Paul Weller’s music has been played at least once a week for the majority of life from the age of 15. He wrote songs that reflected what was going on in my life at the time, mainly through manufactured association I admit. I guess that is the same for most people, every song on the radio is about lost love after you have experienced a break up. I can remember sitting in my first car listening the radio having been dumped by a girl, and Chicago coming over the airwaves, ‘If you leave me now, you take away the biggest part of me….’ I slammed a half ejected cassette back into the machine in my anguish to stop the dirge and by fate it repeated the radio, ‘If you leave me now, you take away the biggest part of me….’ I pressed the eject button a dozen times wanting to throw it out of the window, but it stayed put and I let it play to my tears.
Paul Weller and prior to, The Jam, (I don’t count the Style Council) have always been there as I said. So many songs fitted right in, and it was inevitable one of those songs would hold part of me. Oddly though, it is a much later song that fits well. The early stuff was more about who I was going to be, ‘I’m a Changing Man’ is more about who I am now. It is reflective without doubt, and unsurprisingly it is not me saying what a well rounded and perfect person I am, quite the opposite in fact.
‘Our time is on loan, only us to borrow’ is quite deep I admit, however, at the age I am now, two thirds of it has probably passed. I do feel I have wasted so much of my life, or I suppose I could have utilised the time better. I have certainly wasted the majority of the last 3 years dealing with depression. I watched time just run through my fingers, and gave it more time to allow me to just watch it. Life is a lot different to back then, I feel more aware of time and my own body, aware that I have a one third left and need to get a lot done!
‘But I can’t be today, I can be tomorrow’ has been the way my life has unfolded as I grew up as an adult. I had no plan, I lived each day as it came, however, I was always going forward, changing, adapting, trying to be a chameleon, but with limited success. One thing I stood by was that no matter what, I would try to be better than the person in charge of me. I gave up moaning and whinging like a lot of people around me and just ploughed on applying for jobs, getting rejected, applying and so forth. I was always going to get there, one day. I was once told by a lady I worked with when I maybe 21 or so that her work friends voted I would be the most likely to succeed in life and move on. That changed me, just those few words, that endorsement. It didn’t matter why they thought that, I was now bullet proof to rejection.
‘Yea, all I see, the more I know ~ The more I know, the less I understand’ was the label that hung around my neck in my thirties.
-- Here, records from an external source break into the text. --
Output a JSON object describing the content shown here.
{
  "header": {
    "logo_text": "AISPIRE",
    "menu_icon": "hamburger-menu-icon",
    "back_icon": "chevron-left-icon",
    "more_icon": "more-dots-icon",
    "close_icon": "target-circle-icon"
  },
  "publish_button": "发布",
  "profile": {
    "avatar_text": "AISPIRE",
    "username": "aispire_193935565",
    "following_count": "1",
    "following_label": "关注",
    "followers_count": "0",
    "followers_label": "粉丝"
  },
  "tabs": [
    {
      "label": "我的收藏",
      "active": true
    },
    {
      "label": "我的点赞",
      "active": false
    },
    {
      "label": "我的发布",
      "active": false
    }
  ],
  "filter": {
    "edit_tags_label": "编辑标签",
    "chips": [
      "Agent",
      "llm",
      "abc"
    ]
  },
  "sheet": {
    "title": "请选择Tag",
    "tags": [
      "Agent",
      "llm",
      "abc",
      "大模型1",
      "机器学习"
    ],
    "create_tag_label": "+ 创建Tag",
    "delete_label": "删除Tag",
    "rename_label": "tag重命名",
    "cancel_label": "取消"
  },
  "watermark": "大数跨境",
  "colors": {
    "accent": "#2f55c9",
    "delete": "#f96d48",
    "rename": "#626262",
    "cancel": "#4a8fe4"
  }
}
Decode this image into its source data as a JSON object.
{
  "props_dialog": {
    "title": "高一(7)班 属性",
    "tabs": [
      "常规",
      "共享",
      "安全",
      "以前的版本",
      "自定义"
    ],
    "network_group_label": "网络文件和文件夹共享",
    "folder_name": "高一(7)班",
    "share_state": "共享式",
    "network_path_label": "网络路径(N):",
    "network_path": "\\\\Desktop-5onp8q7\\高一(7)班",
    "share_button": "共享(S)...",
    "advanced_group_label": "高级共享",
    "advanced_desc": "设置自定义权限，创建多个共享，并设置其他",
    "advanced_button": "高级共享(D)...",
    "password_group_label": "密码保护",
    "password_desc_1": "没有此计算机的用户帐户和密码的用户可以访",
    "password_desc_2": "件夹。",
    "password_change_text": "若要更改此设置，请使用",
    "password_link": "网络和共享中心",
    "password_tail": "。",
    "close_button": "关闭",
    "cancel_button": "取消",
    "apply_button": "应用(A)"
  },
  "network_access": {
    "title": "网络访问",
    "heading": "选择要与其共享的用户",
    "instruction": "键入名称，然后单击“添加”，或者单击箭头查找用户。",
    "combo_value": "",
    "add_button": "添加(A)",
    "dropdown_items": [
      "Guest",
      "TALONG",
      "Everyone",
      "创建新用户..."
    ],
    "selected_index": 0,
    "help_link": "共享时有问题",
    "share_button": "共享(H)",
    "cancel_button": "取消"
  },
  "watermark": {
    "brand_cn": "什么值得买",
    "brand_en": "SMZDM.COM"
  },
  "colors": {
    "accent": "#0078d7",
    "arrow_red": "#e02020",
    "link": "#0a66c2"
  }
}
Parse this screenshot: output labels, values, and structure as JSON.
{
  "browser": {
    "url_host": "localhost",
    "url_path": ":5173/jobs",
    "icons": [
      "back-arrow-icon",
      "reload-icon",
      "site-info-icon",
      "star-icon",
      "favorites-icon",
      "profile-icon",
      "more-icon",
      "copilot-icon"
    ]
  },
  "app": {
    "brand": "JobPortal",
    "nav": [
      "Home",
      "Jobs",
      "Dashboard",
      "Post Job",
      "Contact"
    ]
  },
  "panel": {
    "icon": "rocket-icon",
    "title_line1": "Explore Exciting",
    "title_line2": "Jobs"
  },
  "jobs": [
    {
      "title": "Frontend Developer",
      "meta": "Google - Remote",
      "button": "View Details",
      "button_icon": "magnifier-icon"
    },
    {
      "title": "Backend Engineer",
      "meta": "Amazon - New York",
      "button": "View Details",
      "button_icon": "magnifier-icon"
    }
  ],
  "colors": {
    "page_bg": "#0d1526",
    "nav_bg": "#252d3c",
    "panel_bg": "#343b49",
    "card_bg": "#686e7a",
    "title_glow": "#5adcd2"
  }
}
I accelerated fast in three major elements of my life, and understood very little of emotional intelligence. I knew what I was doing, but knew nothing about myself, and in someways I still don’t. I grew up in a world of violent bullying that left me stronger, but very intolerant to those who attempted to bend others either in conversation or physical actions. Debating was never my strong point, so I focused on the physical and prepared myself for an attack that ironically never happened; I should have realised more people would converse with me than try to punch me!
‘Built on shifting sands ~ I don’t have a plan ~ I’m changing man ~ Waiting for the bang’ which summarises me well as I don’t plan as well as I used to, or maybe I never did. I am reactionary to life and never more happy when chaos reigns. It brings a calm that slows things down, calms me down, allows clarity. I have learnt to use that skill to make money in life and show others how to react in a situation. ‘Waiting for the bang!’
I am a changing man, and try to change for the better. I do not like people trying to change me as I get there in my own time. I do not like being backed into a corner as I am apprehensive about my potential reaction. Maybe that is a good thing, to be cautious about one’s reaction; it’s potentially a safety catch that stops you from possibly throwing that treasured cassette tape out of the car window! (‘ooo, ooo, now, I just want you to stay’)